Review of: Chowdhury R, Guitart-Masip M, Lambert C, Dayan P, Huys Q, Düzel E, Dolan RJ. Dopamine restores reward prediction errors in old age. Nat Neurosci 2013;16:648-653.
Clinicians working in the movement disorders field are quite familiar with the effects of dopaminergic agents on the symptoms of Parkinson's disease. Basal ganglia circuitry is involved in many cognitive functions as well, and L-DOPA conceivably could be useful in conditions degrading these functions. Chowdhury et al have now explored this in the context of decision making in an older population. These authors studied fMRI signatures of decision making in the nucleus accumbens in the context of L-DOPA administration, and found that older people had abnormal fMRI signatures of the expected value during a choice task, which could be corrected in a subset of subjects with L-DOPA. Specifically, part of the function of the nucleus accumbens (NA) is to provide a reward prediction error (RPE) signal to other brain structures, and this RPE signal is abnormal in older adults in the choice task used in the study. This signal was subsequently corrected with the administration of L-DOPA.

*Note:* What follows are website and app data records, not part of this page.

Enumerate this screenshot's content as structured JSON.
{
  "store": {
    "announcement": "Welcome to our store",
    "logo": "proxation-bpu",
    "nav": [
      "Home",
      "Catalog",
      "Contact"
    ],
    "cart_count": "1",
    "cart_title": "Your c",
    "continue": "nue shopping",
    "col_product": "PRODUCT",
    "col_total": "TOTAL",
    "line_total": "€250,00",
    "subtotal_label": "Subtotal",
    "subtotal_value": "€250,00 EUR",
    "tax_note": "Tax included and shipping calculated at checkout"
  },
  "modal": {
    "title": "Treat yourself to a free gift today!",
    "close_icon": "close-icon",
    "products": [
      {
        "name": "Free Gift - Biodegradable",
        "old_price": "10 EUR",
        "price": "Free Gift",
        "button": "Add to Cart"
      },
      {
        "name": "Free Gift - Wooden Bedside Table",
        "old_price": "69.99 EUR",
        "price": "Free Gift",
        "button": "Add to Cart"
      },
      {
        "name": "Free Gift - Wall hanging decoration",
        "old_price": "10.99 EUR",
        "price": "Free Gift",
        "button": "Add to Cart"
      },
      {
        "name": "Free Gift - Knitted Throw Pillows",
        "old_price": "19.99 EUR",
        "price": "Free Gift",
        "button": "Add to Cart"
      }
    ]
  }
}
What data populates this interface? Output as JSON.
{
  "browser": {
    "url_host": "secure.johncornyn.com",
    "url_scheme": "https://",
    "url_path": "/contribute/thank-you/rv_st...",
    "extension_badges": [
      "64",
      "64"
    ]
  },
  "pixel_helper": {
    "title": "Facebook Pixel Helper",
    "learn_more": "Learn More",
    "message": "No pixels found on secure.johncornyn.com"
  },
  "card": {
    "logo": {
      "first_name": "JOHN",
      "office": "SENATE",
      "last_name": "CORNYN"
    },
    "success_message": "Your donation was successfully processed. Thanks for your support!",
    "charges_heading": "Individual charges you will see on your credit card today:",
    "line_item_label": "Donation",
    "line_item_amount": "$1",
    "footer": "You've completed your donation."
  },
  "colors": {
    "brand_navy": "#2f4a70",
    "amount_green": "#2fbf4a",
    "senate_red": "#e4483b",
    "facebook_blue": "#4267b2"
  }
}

Chowdury et al studied 32 older adults and 22 younger adults performing a type of choice task having a two-armed bandit design. In this test, two fractal images were displayed on a computer screen, and the participant chose one of them. The subsequent display of a green up arrow indicated a “win,” while a yellow horizontal bar indicated no win. The same two fractal images were used in each trial iteration, and the probability of a win associated with one of the two images varied on a trial-by-trial basis according to a Gaussian random walk distribution. The older subject group performed the task twice on separate days under two conditions, either after taking 150 mg of L-DOPA or after a placebo. The younger age group did not undergo pharmacologic manipulation. Diffusion-tensor MRI imaging was also performed on the participants to investigate connectivity between the substantia nigra/ventral tegmental area (SN/VTA) and the ventral striatum as a function of inter-individual differences in the expression of the expected reward value signal.
In the two-armed bandit choice task, the young adults were able to earn significantly more money than older adults who received placebo. This difference was corrected when the older adults were administered L-DOPA. Not all older adults improved however, and in a median split analysis, the older adults with higher baseline performance actually performed worse after receiving L-DOPA (the “win-less” group) as compared to the subgroup performing better after L-DOPA (the “win-more” group). Not only was task performance improved in the adults with lower baseline performance, but their learning rate also improved after L-DOPA administration as demonstrated with the application of a parametrized reinforcement learning model. fMRI analysis of the nucleus accumbens demonstrated reward prediction errors consistent with RPE signals biased by a more negative expected reward in the two-armed bandit choice task when imaging was performed in the older subjects after L-DOPA administration. This effect was not seen during placebo administration, and was accentuated when studying specifically the median subgroup that benefited more in general with L-DOPA administration (the “win-more” group), implying even more negative expected values in this group represented in the nucleus accumbens while on L-DOPA.
The authors also used DTI to derive a measure of predominantly dopaminergic connectivity between the SN/VTA and striatum (whose ventral portion incudes the NA). Greater connectivity strength correlated with the “win-less” older adult group (the group not benefiting as much from L-DOPA administration), implying higher base-line integrity of this circuitry compared to the older group that benefited significantly from L-DOPA. In summary, Chowdhury et al found that dopamine administration restored error signals in the brain associated with reward prediction, implying the possibility of clinically improving age related decision making problems in older adults. The study further points out the importance of dopaminergic modulation in subcortical circuitry in aspects of brain functioning not related to motor control, and could further research efforts at new neuromodulatory targets.